It would be a mistake to think of this as yet another task, yet one more thing to do. It is better considered as a renewed way of living our priesthood in a new time. Let me put one aspect of this before you: our ministerial experience, and the knowledge of our people we have from journeying with them. This experience and this knowledge permit us to be servants of “mutual listening and mutual acceptance.” Rather than looking for immediate results, let us come to see that deep dialogue and honest encounters are of great value in society and in our Church. They will bear wholesome fruit in due course. However, they need the voice of experience, and the horizon of those who have no self-interest, the horizon of those who have been called to serve. As Cardinal Grech put it in the letter to Priests ahead of the Synod, “wherever we listen deeply to each other, learn from each other, value the gifts of others, help each other and make decisions together, there is already synodality in action.”
“The purpose of the Synod … is not to produce documents, but ‘to plant dreams, draw forth prophecies and visions, allow hope to flourish, inspire trust, bind up wounds, weave together relationships, awaken a dawn of hope, learn from one another, and create a bright resourcefulness that will enlighten minds, warm hearts, give strength to our hands’” (n. 32). Simply put, we cannot do Synod by questionnaire. Nor can we “do the Synod” on our own! On the threshold of the Paschal Triduum, let us make our own its way of living: all Christ could do was lay down his life. “Father into your hands I commend my Spirit” (Luke 23:46) was both his prayer and the summation of his life. Nailed to the cross, constrained by weakness, he could do no more than entrust his mission into his Father’s hands. And his Father did not fail him. He rescued him and his mission from “the realm of darkness” (Luke 22:53) and brought what he ‘had begun in Christ to completion’ (see the Rite of Ordination). In our prayer, day-in-day-out, may we never cease to place our mission and our lives in God’s hands.

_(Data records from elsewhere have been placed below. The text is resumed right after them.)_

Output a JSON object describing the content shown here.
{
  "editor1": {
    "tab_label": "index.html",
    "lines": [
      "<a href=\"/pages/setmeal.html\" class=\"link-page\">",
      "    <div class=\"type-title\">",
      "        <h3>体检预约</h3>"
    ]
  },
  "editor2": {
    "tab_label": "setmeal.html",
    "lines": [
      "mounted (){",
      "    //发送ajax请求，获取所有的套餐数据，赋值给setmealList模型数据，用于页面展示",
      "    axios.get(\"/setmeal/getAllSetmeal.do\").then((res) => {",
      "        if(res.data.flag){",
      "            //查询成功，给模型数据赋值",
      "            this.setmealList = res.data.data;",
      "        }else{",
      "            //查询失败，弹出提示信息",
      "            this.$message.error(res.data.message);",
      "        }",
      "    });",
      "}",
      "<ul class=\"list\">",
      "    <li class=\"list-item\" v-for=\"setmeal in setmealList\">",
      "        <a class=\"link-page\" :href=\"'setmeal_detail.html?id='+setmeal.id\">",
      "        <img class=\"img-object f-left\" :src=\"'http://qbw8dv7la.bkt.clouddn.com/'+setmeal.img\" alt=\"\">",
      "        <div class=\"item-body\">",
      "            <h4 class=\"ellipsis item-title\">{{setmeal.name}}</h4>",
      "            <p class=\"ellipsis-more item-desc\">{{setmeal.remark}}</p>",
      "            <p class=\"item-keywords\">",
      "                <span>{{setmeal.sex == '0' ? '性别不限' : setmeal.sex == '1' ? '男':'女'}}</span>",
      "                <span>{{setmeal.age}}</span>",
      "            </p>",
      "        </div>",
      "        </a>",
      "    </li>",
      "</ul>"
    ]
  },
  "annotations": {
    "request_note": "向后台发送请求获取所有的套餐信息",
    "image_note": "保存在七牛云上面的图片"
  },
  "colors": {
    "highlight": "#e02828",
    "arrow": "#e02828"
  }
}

At this Chrism Mass, as we renew our priestly commitment, and bless the Holy Oils we will use to bring strength and healing, consolation and hope to our people, may Christ the Priest, renew our hearts, and deepen our faith, and send his Spirit to fill our heart with the warmth of his love.
+ Dermot Farrell
Notes to editors:
- Archbishop Dermot Farrell is Archbishop of Dublin. This homily was preached at the Annual Chrism MAss which was celebrated in Saint Mary’s Pro-Cathedral, Dublin on Wednesday 13 April 2022.